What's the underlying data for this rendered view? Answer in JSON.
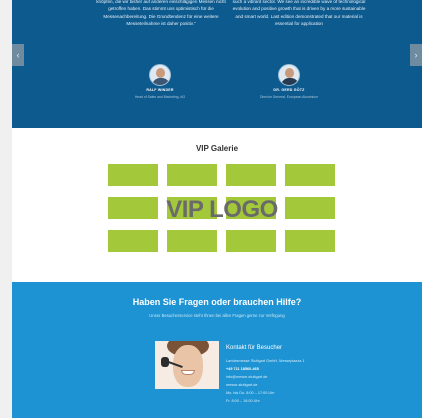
{
  "testimonials": {
    "prev_arrow": "‹",
    "next_arrow": "›",
    "quote_de": "knöpfen, die wir bisher auf anderen einschlägigen Messen nicht getroffen haben. Das stimmt uns optimistisch für die Messenachbereitung. Die Grundtendenz für eine weitere Messeteilnahme ist daher positiv.\"",
    "quote_en": "such a vibrant sector. We see an incredible wave of technological evolution and positive growth that is driven by a more sustainable and smart world. Last edition demonstrated that our material is essential for application",
    "person1": {
      "name": "RALF WINDER",
      "role": "Head of Sales and Marketing, AG"
    },
    "person2": {
      "name": "DR. GERD GÖTZ",
      "role": "Director General, European Aluminium"
    }
  },
  "gallery": {
    "title": "VIP Galerie",
    "logo_text": "VIP LOGO",
    "tile_color": "#a3c93a",
    "tile_count": 16
  },
  "help": {
    "title": "Haben Sie Fragen oder brauchen Hilfe?",
    "subtitle": "Unser Besucherservice steht Ihnen bei allen Fragen gerne zur Verfügung",
    "contact": {
      "heading": "Kontakt für Besucher",
      "address": "Landesmesse Stuttgart GmbH, Messepiazza 1",
      "phone": "+49 711 18560-465",
      "email": "info@messe-stuttgart.de",
      "website": "messe-stuttgart.de",
      "hours_days": "Mo. bis Do. 8:00 – 17:00 Uhr",
      "hours_fri": "Fr. 8:00 – 16:00 Uhr"
    }
  },
  "colors": {
    "testimonial_bg": "#0d5a8f",
    "help_bg": "#1d93d3",
    "gallery_bg": "#ffffff"
  }
}
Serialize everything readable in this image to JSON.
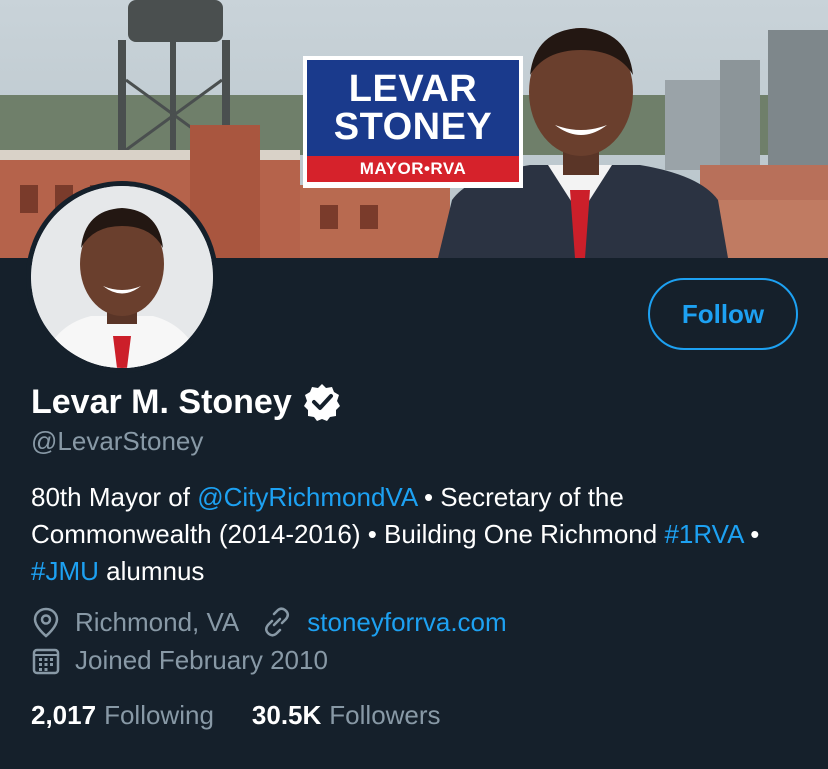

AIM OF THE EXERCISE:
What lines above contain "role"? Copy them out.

REPLY TO THE TASK:
      "role": "Head of Sales and Marketing, AG"
      "role": "Director General, European Aluminium"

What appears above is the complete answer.